▶ Work order: Print out all of the records exactly; no picture belongs in the result.

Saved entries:
---

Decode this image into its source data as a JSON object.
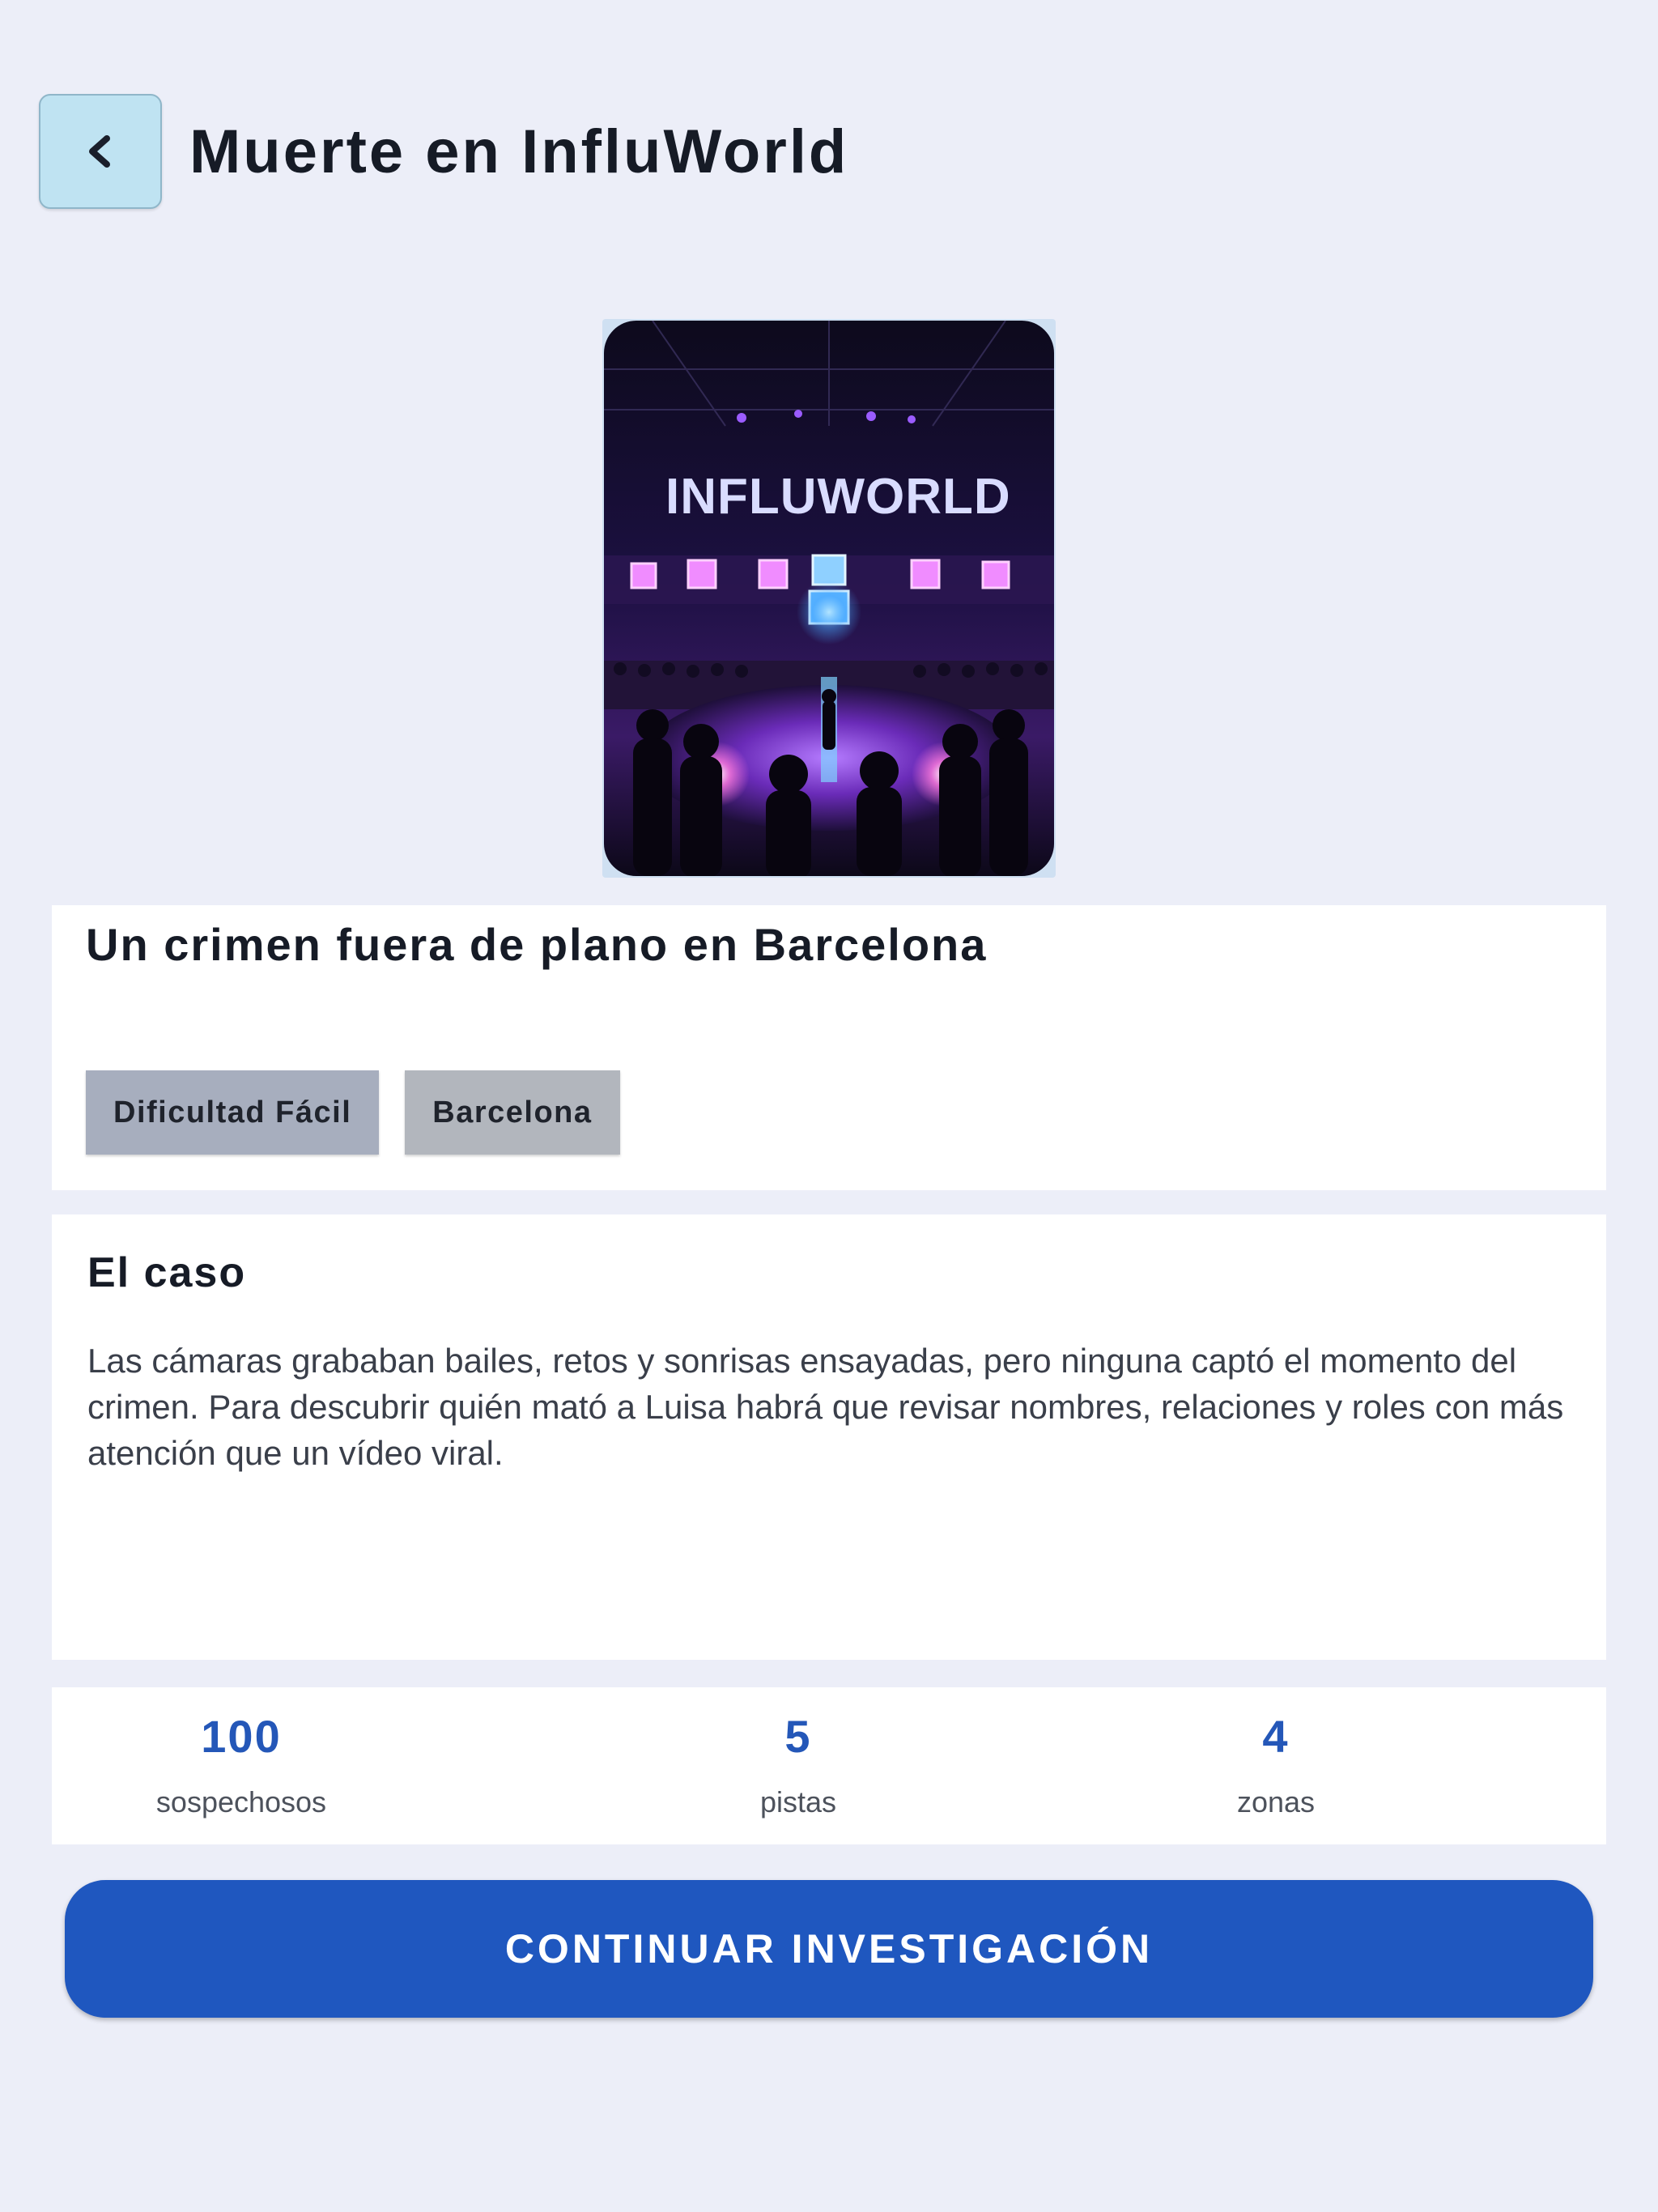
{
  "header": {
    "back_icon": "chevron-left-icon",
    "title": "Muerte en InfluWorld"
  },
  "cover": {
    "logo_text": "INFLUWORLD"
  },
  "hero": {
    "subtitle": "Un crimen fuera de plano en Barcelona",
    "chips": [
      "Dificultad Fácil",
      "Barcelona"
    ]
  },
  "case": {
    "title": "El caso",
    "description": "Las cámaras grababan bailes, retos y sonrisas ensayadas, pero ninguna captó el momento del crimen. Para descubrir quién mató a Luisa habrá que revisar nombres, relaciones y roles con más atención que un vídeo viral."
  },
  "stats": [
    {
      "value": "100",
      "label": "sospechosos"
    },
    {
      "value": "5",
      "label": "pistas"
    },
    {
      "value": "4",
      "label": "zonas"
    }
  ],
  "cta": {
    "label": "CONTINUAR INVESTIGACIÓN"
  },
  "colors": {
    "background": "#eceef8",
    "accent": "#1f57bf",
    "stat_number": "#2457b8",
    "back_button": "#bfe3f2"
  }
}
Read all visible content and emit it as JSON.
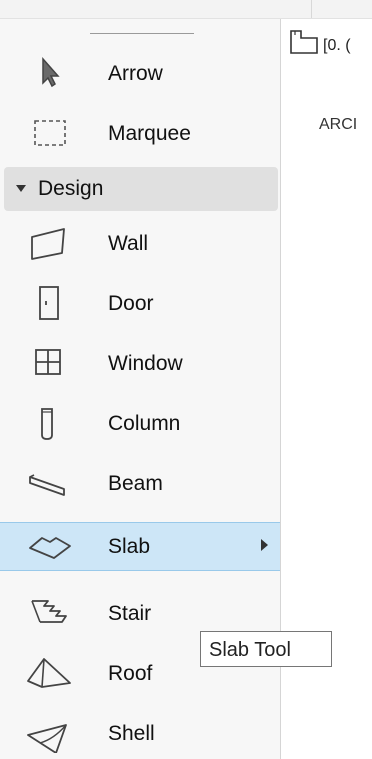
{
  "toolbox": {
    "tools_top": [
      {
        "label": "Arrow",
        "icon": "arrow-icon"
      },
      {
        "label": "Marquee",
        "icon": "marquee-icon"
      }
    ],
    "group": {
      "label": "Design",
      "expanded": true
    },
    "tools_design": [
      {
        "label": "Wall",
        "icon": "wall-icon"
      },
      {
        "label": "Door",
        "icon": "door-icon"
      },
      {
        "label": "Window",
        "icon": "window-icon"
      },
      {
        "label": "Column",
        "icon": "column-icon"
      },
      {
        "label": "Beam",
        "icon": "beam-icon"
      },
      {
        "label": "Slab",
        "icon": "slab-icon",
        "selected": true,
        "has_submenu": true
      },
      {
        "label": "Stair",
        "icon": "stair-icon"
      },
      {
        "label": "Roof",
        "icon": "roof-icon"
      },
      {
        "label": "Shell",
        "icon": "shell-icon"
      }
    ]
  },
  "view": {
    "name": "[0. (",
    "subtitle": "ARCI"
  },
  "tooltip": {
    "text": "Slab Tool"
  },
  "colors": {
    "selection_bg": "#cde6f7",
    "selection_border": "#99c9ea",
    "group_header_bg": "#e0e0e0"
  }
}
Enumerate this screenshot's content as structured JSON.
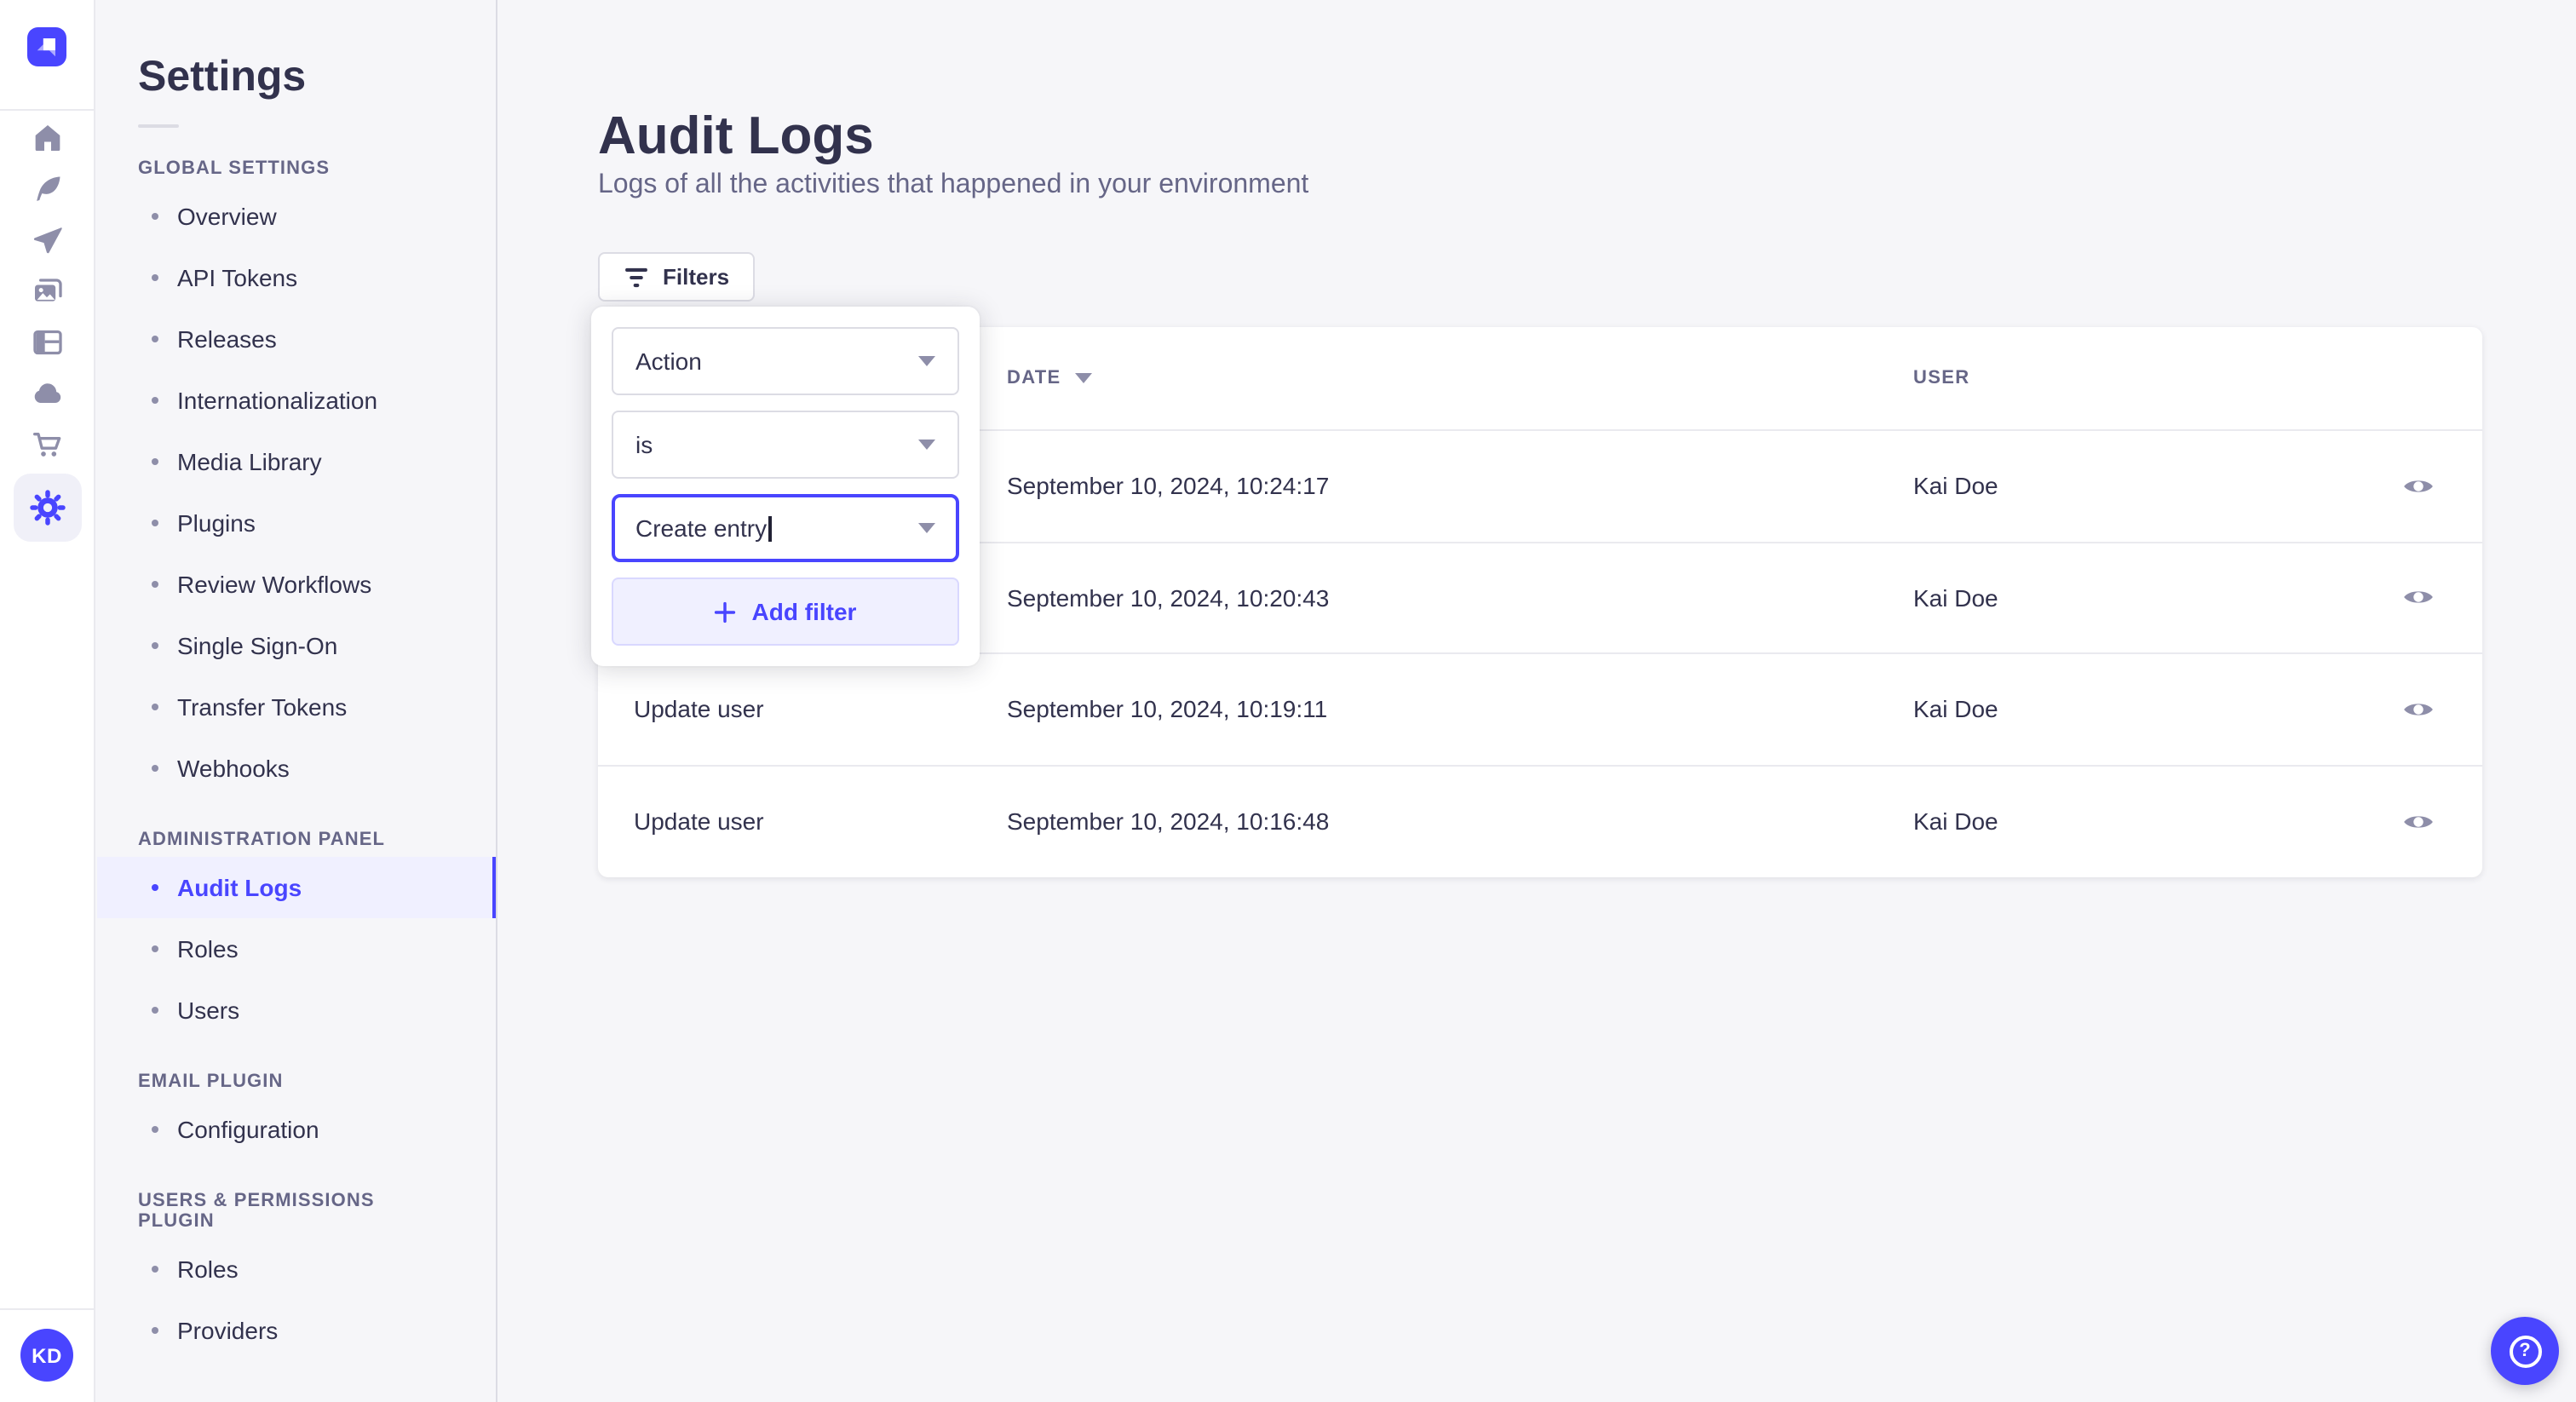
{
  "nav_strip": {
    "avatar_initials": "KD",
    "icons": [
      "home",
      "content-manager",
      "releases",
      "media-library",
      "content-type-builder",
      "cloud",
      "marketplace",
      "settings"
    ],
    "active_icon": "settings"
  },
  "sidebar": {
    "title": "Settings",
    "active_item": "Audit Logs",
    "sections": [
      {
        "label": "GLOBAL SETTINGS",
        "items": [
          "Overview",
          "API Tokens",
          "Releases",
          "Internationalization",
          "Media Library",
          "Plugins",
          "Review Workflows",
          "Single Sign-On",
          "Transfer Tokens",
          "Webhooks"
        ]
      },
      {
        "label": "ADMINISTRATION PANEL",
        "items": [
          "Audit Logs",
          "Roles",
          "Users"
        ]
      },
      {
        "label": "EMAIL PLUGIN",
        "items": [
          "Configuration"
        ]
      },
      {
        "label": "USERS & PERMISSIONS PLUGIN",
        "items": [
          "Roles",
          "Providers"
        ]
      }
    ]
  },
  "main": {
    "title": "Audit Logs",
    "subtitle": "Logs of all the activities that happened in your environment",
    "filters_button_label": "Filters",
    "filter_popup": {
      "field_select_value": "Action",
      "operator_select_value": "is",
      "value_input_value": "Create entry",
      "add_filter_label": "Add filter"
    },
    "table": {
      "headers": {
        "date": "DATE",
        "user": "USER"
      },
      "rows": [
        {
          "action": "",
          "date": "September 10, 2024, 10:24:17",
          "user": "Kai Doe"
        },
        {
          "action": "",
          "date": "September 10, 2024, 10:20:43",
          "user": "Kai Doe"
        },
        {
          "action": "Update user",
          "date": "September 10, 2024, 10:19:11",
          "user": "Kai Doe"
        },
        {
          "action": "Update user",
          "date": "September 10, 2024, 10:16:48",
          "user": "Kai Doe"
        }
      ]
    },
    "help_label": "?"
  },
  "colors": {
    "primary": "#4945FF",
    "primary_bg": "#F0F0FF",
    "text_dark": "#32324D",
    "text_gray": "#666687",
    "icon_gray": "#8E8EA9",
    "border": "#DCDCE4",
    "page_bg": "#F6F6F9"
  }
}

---

▶ Solution to this exercise:
Decode this image into its source data as a JSON object.
{
  "header": {
    "back_icon": "chevron-left-icon",
    "title": "Muerte en InfluWorld"
  },
  "cover": {
    "logo_text": "INFLUWORLD"
  },
  "hero": {
    "subtitle": "Un crimen fuera de plano en Barcelona",
    "chips": [
      "Dificultad Fácil",
      "Barcelona"
    ]
  },
  "case": {
    "title": "El caso",
    "description": "Las cámaras grababan bailes, retos y sonrisas ensayadas, pero ninguna captó el momento del crimen. Para descubrir quién mató a Luisa habrá que revisar nombres, relaciones y roles con más atención que un vídeo viral."
  },
  "stats": [
    {
      "value": "100",
      "label": "sospechosos"
    },
    {
      "value": "5",
      "label": "pistas"
    },
    {
      "value": "4",
      "label": "zonas"
    }
  ],
  "cta": {
    "label": "CONTINUAR INVESTIGACIÓN"
  },
  "colors": {
    "background": "#eceef8",
    "accent": "#1f57bf",
    "stat_number": "#2457b8",
    "back_button": "#bfe3f2"
  }
}
Read all visible content and emit it as JSON.
{
  "toolbox": {
    "tools_top": [
      {
        "label": "Arrow",
        "icon": "arrow-icon"
      },
      {
        "label": "Marquee",
        "icon": "marquee-icon"
      }
    ],
    "group": {
      "label": "Design",
      "expanded": true
    },
    "tools_design": [
      {
        "label": "Wall",
        "icon": "wall-icon"
      },
      {
        "label": "Door",
        "icon": "door-icon"
      },
      {
        "label": "Window",
        "icon": "window-icon"
      },
      {
        "label": "Column",
        "icon": "column-icon"
      },
      {
        "label": "Beam",
        "icon": "beam-icon"
      },
      {
        "label": "Slab",
        "icon": "slab-icon",
        "selected": true,
        "has_submenu": true
      },
      {
        "label": "Stair",
        "icon": "stair-icon"
      },
      {
        "label": "Roof",
        "icon": "roof-icon"
      },
      {
        "label": "Shell",
        "icon": "shell-icon"
      }
    ]
  },
  "view": {
    "name": "[0. (",
    "subtitle": "ARCI"
  },
  "tooltip": {
    "text": "Slab Tool"
  },
  "colors": {
    "selection_bg": "#cde6f7",
    "selection_border": "#99c9ea",
    "group_header_bg": "#e0e0e0"
  }
}
Enumerate this screenshot's content as structured JSON.
{
  "nav_strip": {
    "avatar_initials": "KD",
    "icons": [
      "home",
      "content-manager",
      "releases",
      "media-library",
      "content-type-builder",
      "cloud",
      "marketplace",
      "settings"
    ],
    "active_icon": "settings"
  },
  "sidebar": {
    "title": "Settings",
    "active_item": "Audit Logs",
    "sections": [
      {
        "label": "GLOBAL SETTINGS",
        "items": [
          "Overview",
          "API Tokens",
          "Releases",
          "Internationalization",
          "Media Library",
          "Plugins",
          "Review Workflows",
          "Single Sign-On",
          "Transfer Tokens",
          "Webhooks"
        ]
      },
      {
        "label": "ADMINISTRATION PANEL",
        "items": [
          "Audit Logs",
          "Roles",
          "Users"
        ]
      },
      {
        "label": "EMAIL PLUGIN",
        "items": [
          "Configuration"
        ]
      },
      {
        "label": "USERS & PERMISSIONS PLUGIN",
        "items": [
          "Roles",
          "Providers"
        ]
      }
    ]
  },
  "main": {
    "title": "Audit Logs",
    "subtitle": "Logs of all the activities that happened in your environment",
    "filters_button_label": "Filters",
    "filter_popup": {
      "field_select_value": "Action",
      "operator_select_value": "is",
      "value_input_value": "Create entry",
      "add_filter_label": "Add filter"
    },
    "table": {
      "headers": {
        "date": "DATE",
        "user": "USER"
      },
      "rows": [
        {
          "action": "",
          "date": "September 10, 2024, 10:24:17",
          "user": "Kai Doe"
        },
        {
          "action": "",
          "date": "September 10, 2024, 10:20:43",
          "user": "Kai Doe"
        },
        {
          "action": "Update user",
          "date": "September 10, 2024, 10:19:11",
          "user": "Kai Doe"
        },
        {
          "action": "Update user",
          "date": "September 10, 2024, 10:16:48",
          "user": "Kai Doe"
        }
      ]
    },
    "help_label": "?"
  },
  "colors": {
    "primary": "#4945FF",
    "primary_bg": "#F0F0FF",
    "text_dark": "#32324D",
    "text_gray": "#666687",
    "icon_gray": "#8E8EA9",
    "border": "#DCDCE4",
    "page_bg": "#F6F6F9"
  }
}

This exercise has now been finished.